Daylight savings ends Sunday morning. That means at 1 a.m. it will be midnight. It might also mean your sleep schedule is disrupted. And that means trouble. Writing for the New York Times’ Smarter Living, Tim Herrara talks about “Feeling Groggy? Here’s How to Stop Robbing Yourself of Good Sleep.”
Daylight saving time comes to an end for most of us this weekend, bringing that twice-yearly ritual of feeling completely out of sorts the next Monday as we adjust our sleeping schedules.
The importance of good sleep hygiene truly can’t be overstated, so this is as good a time as any to re-evaluate how we sleep. To wit, here are a few things that can result from bad sleeping habits:

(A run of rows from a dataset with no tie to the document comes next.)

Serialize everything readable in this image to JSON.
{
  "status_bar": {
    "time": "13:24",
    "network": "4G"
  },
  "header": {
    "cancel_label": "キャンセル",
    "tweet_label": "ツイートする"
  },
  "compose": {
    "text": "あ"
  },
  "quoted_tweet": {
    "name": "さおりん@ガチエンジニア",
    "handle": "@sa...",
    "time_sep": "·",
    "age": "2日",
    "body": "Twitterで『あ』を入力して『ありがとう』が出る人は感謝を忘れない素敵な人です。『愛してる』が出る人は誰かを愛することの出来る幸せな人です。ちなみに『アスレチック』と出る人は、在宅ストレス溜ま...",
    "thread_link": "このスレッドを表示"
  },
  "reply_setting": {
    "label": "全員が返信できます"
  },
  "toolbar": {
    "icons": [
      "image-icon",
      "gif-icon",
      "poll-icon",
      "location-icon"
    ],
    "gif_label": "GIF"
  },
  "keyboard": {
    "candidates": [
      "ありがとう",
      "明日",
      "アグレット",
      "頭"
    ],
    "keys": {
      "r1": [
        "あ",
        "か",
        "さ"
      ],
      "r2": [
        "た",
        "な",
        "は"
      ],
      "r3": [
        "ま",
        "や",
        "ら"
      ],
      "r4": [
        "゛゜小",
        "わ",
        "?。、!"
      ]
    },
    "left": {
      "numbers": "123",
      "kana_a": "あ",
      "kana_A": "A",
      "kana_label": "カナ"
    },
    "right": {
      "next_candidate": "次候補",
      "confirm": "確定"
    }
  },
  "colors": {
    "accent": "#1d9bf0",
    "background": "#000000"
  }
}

• Weight gain
• Increased rates of workplace accidents
• Driving abilities on par with those of drunken drivers
• Problems staying focused
• Higher likelihoods of catching a cold

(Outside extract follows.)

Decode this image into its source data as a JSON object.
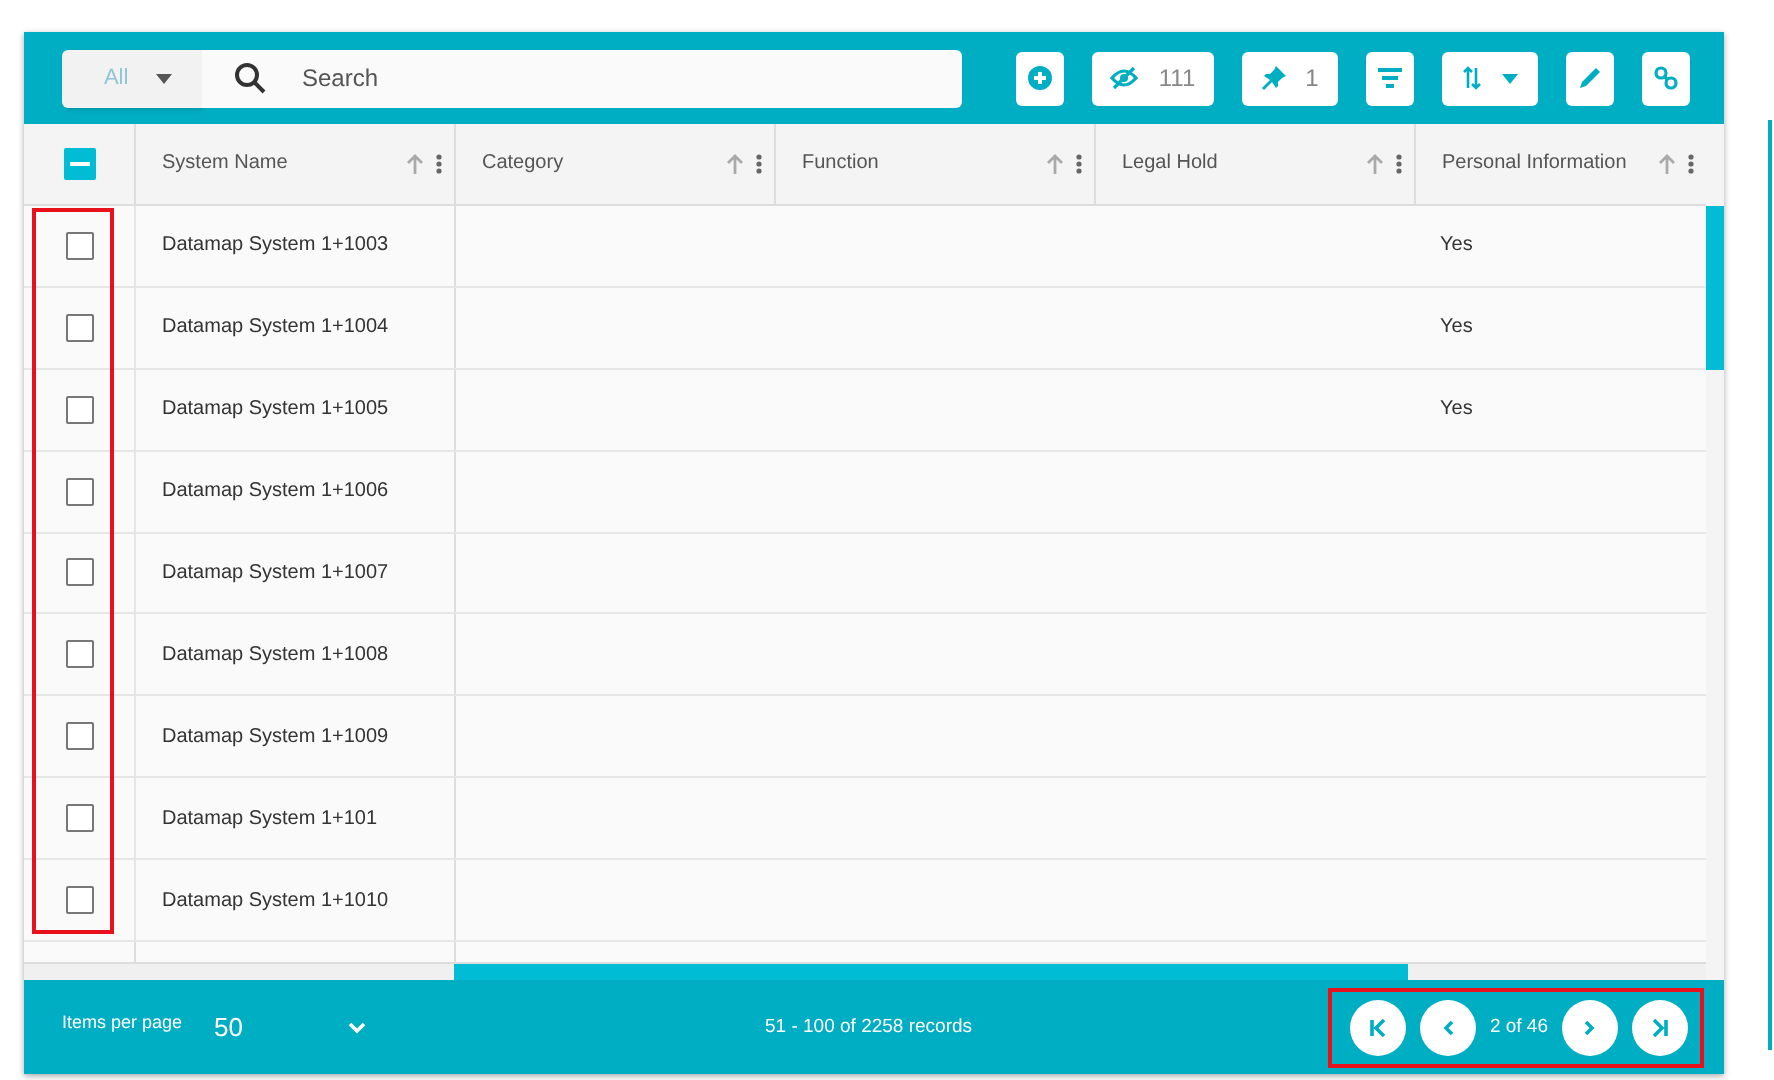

So before you doze off for another 10 minutes before getting ready for work — I assume you’re reading this in bed as you put off jumping in the shower — here are few things that can help you wake up more refreshed and better prepared to tackle your day. (For a deeper dive, read the NYT guide to getting a better night’s sleep.)

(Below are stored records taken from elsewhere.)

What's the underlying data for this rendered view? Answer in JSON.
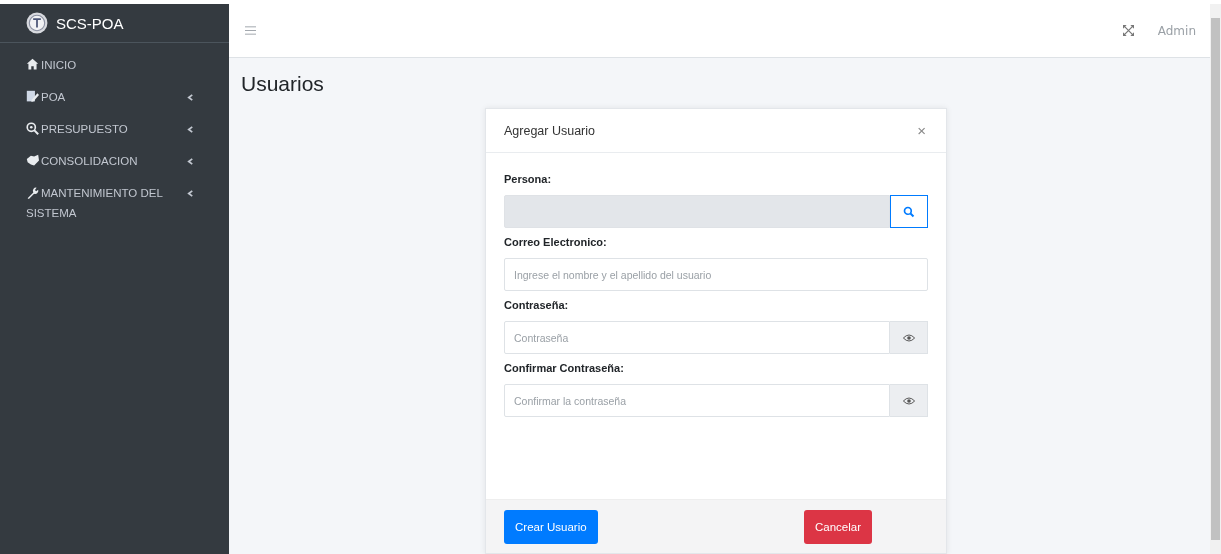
{
  "brand": {
    "title": "SCS-POA"
  },
  "sidebar": {
    "items": [
      {
        "label": "INICIO",
        "kind": "link"
      },
      {
        "label": "POA",
        "kind": "menu",
        "expanded": false
      },
      {
        "label": "PRESUPUESTO",
        "kind": "menu",
        "expanded": false
      },
      {
        "label": "CONSOLIDACION",
        "kind": "menu",
        "expanded": false
      },
      {
        "label": "MANTENIMIENTO DEL SISTEMA",
        "kind": "menu",
        "expanded": false
      }
    ]
  },
  "navbar": {
    "user": "Admin"
  },
  "page": {
    "title": "Usuarios"
  },
  "modal": {
    "title": "Agregar Usuario",
    "close": "×",
    "fields": [
      {
        "label": "Persona:",
        "kind": "search",
        "disabled": true
      },
      {
        "label": "Correo Electronico:",
        "kind": "text",
        "placeholder": "Ingrese el nombre y el apellido del usuario"
      },
      {
        "label": "Contraseña:",
        "kind": "password",
        "placeholder": "Contraseña"
      },
      {
        "label": "Confirmar Contraseña:",
        "kind": "password",
        "placeholder": "Confirmar la contraseña"
      }
    ],
    "buttons": [
      {
        "label": "Crear Usuario",
        "kind": "primary"
      },
      {
        "label": "Cancelar",
        "kind": "danger"
      }
    ]
  }
}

Listen to Your Body
This is the simplest, but most important, question to ask yourself: Are you tired?
Generally, most adults need seven to nine hours of sleep per night. Yes, life often makes that impossible, but it’s a target we all should shoot for, so go to bed when you’re sleepy (and, if you can, wake up at the same time every morning).
But if you’re getting enough hours in and you’re still sleepy throughout the day, it’s possible the sleep you’re getting isn’t as restful as it could be.
Track Your Sleep
The second most useful app I have on my phone (after my food tracker) is Sleep Cycle. I turn it on when I’m about to fall asleep, and it tracks the duration and quality of my rest. Modern technology — what a world!
Of all the aspects of the quantified self I engage in, analyzing my sleep patterns is by far my favorite. In the same way a food tracker forces you to look at what you put into your body, tracking your sleep makes you realize you’re probably not getting nearly as much sleep as you should.
Of course, you can always go low-tech and keep a sleep diary — and to help you out, here is the handy NYT sleep diary you can print for all your tracking needs.
Figure Out if You’re a Morning Person
While we’re listening to our bodies, let’s be honest: Do mornings just not work for you? It’s fine if they don’t! But knowing is half the battle, and by not listening to your natural rhythms you might be trying to create certain sleep habits that simply aren’t a fit for your life.
Here’s the NYT quiz to find out whether you’re a morning person or a creature of the night.
If You’re Tired During the Day, Take a Nap
My personal favorite bit of sleep advice: If you’re tired, take a nap. Research has shown that midday naps can help improve your productivity at work and, assuming you don’t take them too late in the afternoon, they generally don’t negatively affect your sleep schedule. (And perhaps you’ve picked up on our theme here: Listen to your body!)